Start of Recorded data

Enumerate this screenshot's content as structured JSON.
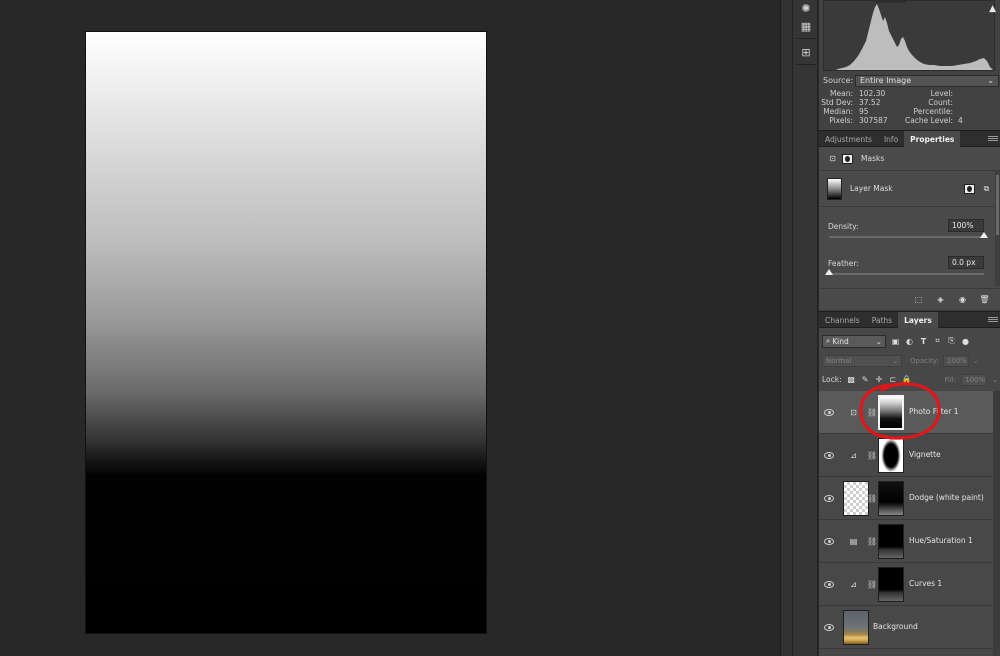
{
  "colors": {
    "annotation": "#e0161b",
    "selected_row": "#5a5a5a",
    "panel_bg": "#474747"
  },
  "histogram": {
    "source_label": "Source:",
    "source_value": "Entire Image",
    "warning_icon": "alert-triangle-icon",
    "stats": {
      "mean_label": "Mean:",
      "mean_value": "102.30",
      "stddev_label": "Std Dev:",
      "stddev_value": "37.52",
      "median_label": "Median:",
      "median_value": "95",
      "pixels_label": "Pixels:",
      "pixels_value": "307587",
      "level_label": "Level:",
      "level_value": "",
      "count_label": "Count:",
      "count_value": "",
      "percentile_label": "Percentile:",
      "percentile_value": "",
      "cache_label": "Cache Level:",
      "cache_value": "4"
    }
  },
  "properties_tabs": [
    "Adjustments",
    "Info",
    "Properties"
  ],
  "properties": {
    "header_label": "Masks",
    "mask_label": "Layer Mask",
    "density_label": "Density:",
    "density_value": "100%",
    "density_level": 1.0,
    "feather_label": "Feather:",
    "feather_value": "0.0 px",
    "feather_level": 0.0
  },
  "layers_tabs": [
    "Channels",
    "Paths",
    "Layers"
  ],
  "layers": {
    "kind_label": "Kind",
    "blend_mode": "Normal",
    "opacity_label": "Opacity:",
    "opacity_value": "100%",
    "lock_label": "Lock:",
    "fill_label": "Fill:",
    "fill_value": "100%",
    "items": [
      {
        "name": "Photo Filter 1",
        "type": "adjustment",
        "icon": "photo-filter-icon",
        "selected": true
      },
      {
        "name": "Vignette",
        "type": "adjustment",
        "icon": "curves-icon",
        "selected": false
      },
      {
        "name": "Dodge (white paint)",
        "type": "pixel-with-mask",
        "icon": "",
        "selected": false
      },
      {
        "name": "Hue/Saturation 1",
        "type": "adjustment",
        "icon": "hue-saturation-icon",
        "selected": false
      },
      {
        "name": "Curves 1",
        "type": "adjustment",
        "icon": "curves-icon",
        "selected": false
      },
      {
        "name": "Background",
        "type": "background",
        "icon": "",
        "selected": false
      }
    ]
  }
}
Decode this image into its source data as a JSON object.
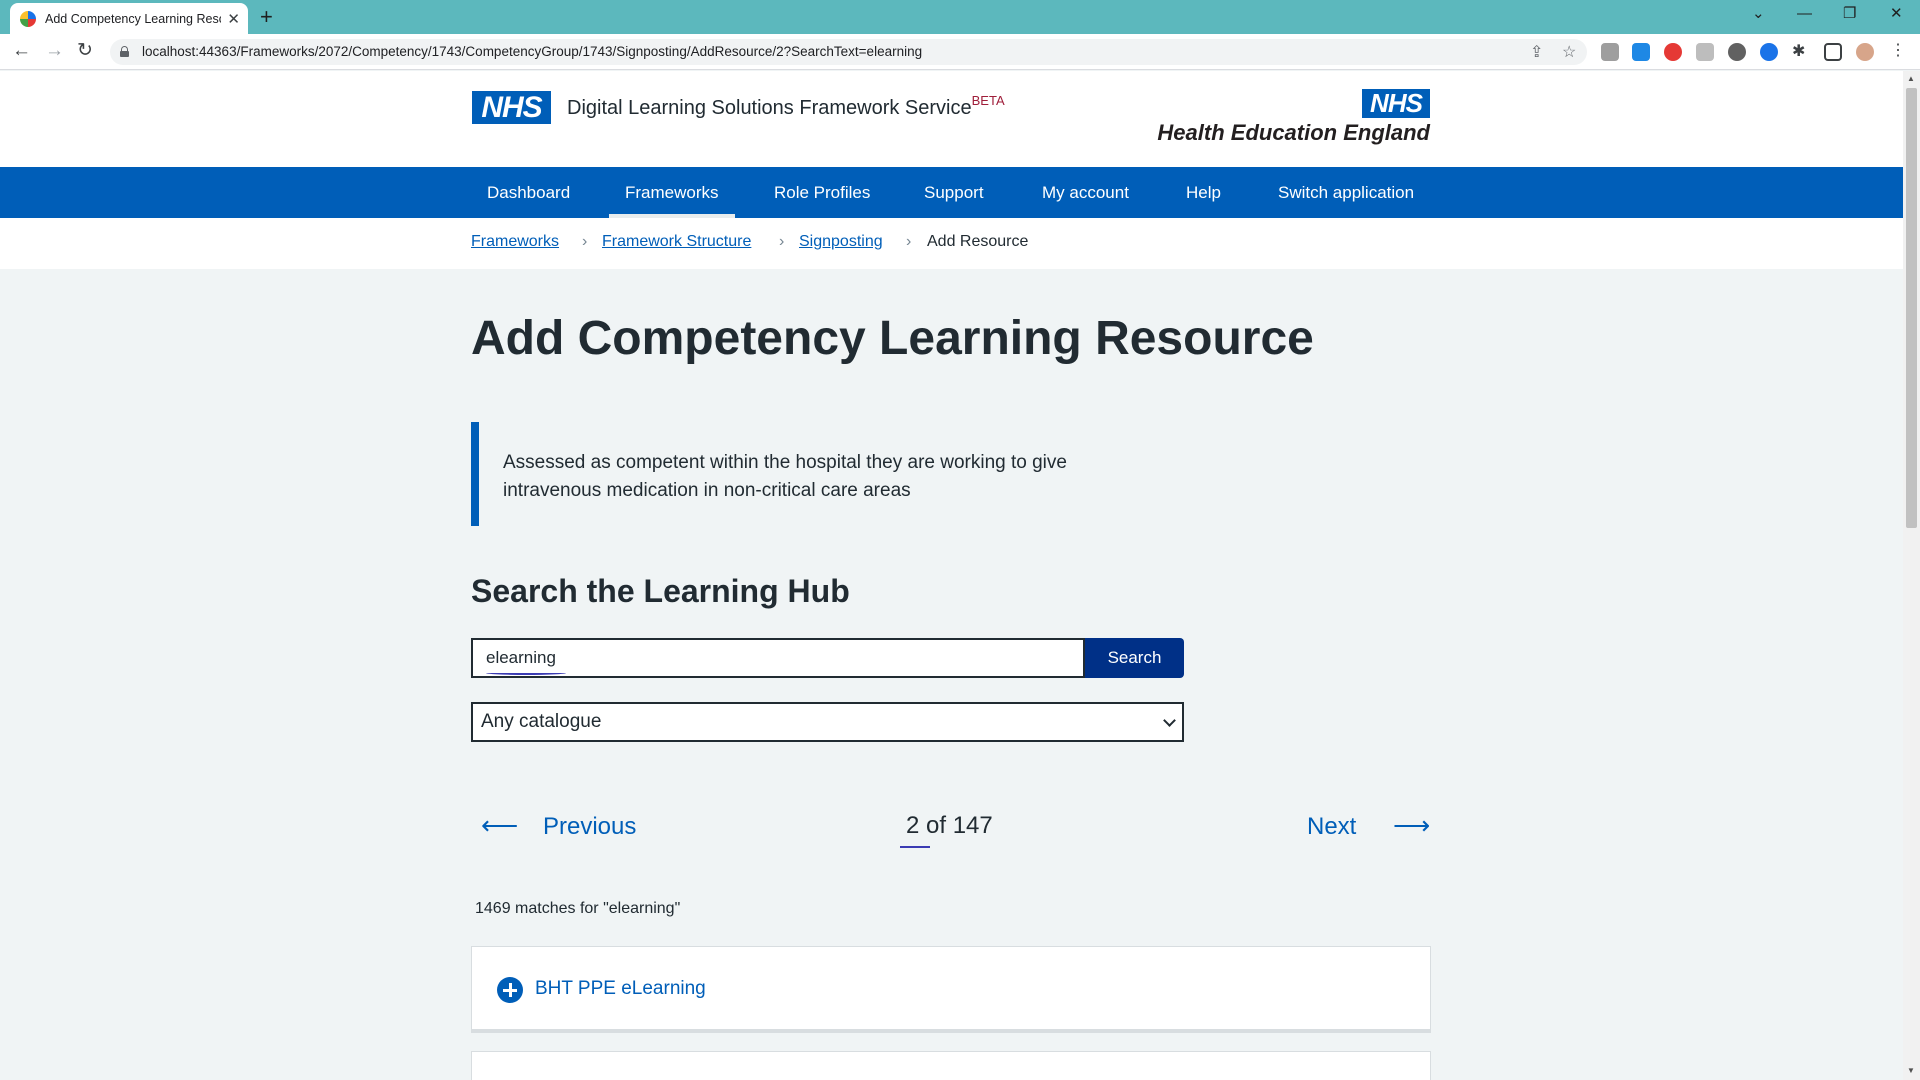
{
  "browser": {
    "tab_title": "Add Competency Learning Resou",
    "tab_close": "✕",
    "new_tab": "+",
    "url": "localhost:44363/Frameworks/2072/Competency/1743/CompetencyGroup/1743/Signposting/AddResource/2?SearchText=elearning",
    "window_controls": [
      "⌄",
      "—",
      "❐",
      "✕"
    ]
  },
  "header": {
    "nhs_logo": "NHS",
    "service_name": "Digital Learning Solutions Framework Service",
    "beta_tag": "BETA",
    "partner_logo": "NHS",
    "partner_name": "Health Education England"
  },
  "nav": {
    "items": [
      {
        "label": "Dashboard"
      },
      {
        "label": "Frameworks",
        "active": true
      },
      {
        "label": "Role Profiles"
      },
      {
        "label": "Support"
      },
      {
        "label": "My account"
      },
      {
        "label": "Help"
      },
      {
        "label": "Switch application"
      }
    ]
  },
  "breadcrumb": {
    "items": [
      "Frameworks",
      "Framework Structure",
      "Signposting"
    ],
    "current": "Add Resource"
  },
  "main": {
    "title": "Add Competency Learning Resource",
    "competency_description": "Assessed as competent within the hospital they are working to give intravenous medication in non-critical care areas",
    "search_heading": "Search the Learning Hub",
    "search_value": "elearning",
    "search_button": "Search",
    "catalogue_selected": "Any catalogue",
    "pagination": {
      "previous_label": "Previous",
      "next_label": "Next",
      "page_info": "2 of 147"
    },
    "match_summary": "1469 matches for \"elearning\"",
    "results": [
      {
        "title": "BHT PPE eLearning"
      }
    ]
  },
  "colors": {
    "nhs_blue": "#005eb8",
    "nhs_dark_blue": "#003087",
    "page_background": "#f0f4f5",
    "browser_frame": "#5cb8bd"
  }
}
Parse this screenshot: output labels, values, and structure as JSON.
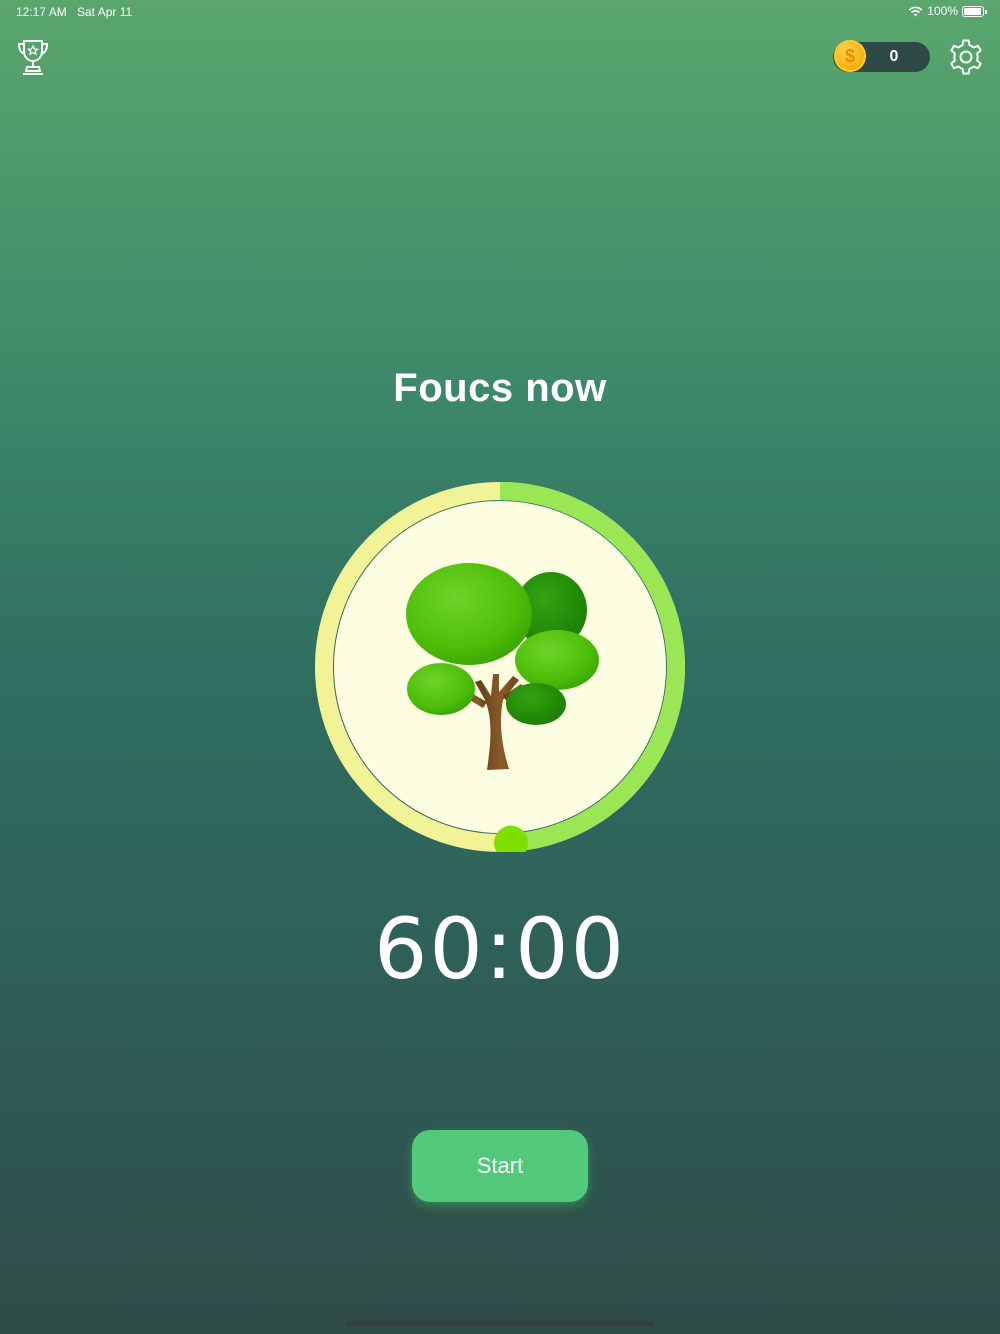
{
  "status_bar": {
    "time": "12:17 AM",
    "date": "Sat Apr 11",
    "battery": "100%",
    "battery_level": 1.0
  },
  "header": {
    "coin_count": "0",
    "coin_symbol": "$"
  },
  "main": {
    "title": "Foucs now",
    "timer": "60:00",
    "progress": 0.49
  },
  "actions": {
    "start_label": "Start"
  },
  "colors": {
    "accent_green": "#52c87a",
    "ring_progress": "#9ae655",
    "ring_track": "#f2f296",
    "knob": "#7fe000",
    "inner_disc": "#fdfde2"
  },
  "icons": [
    "trophy-icon",
    "coin-icon",
    "gear-icon",
    "tree-icon",
    "wifi-icon",
    "battery-icon"
  ]
}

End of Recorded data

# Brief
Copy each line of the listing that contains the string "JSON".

# Response to this task
Enumerate this screenshot's content as structured JSON.
Decode this image into its source data as a JSON object.
Parse this screenshot: output labels, values, and structure as JSON.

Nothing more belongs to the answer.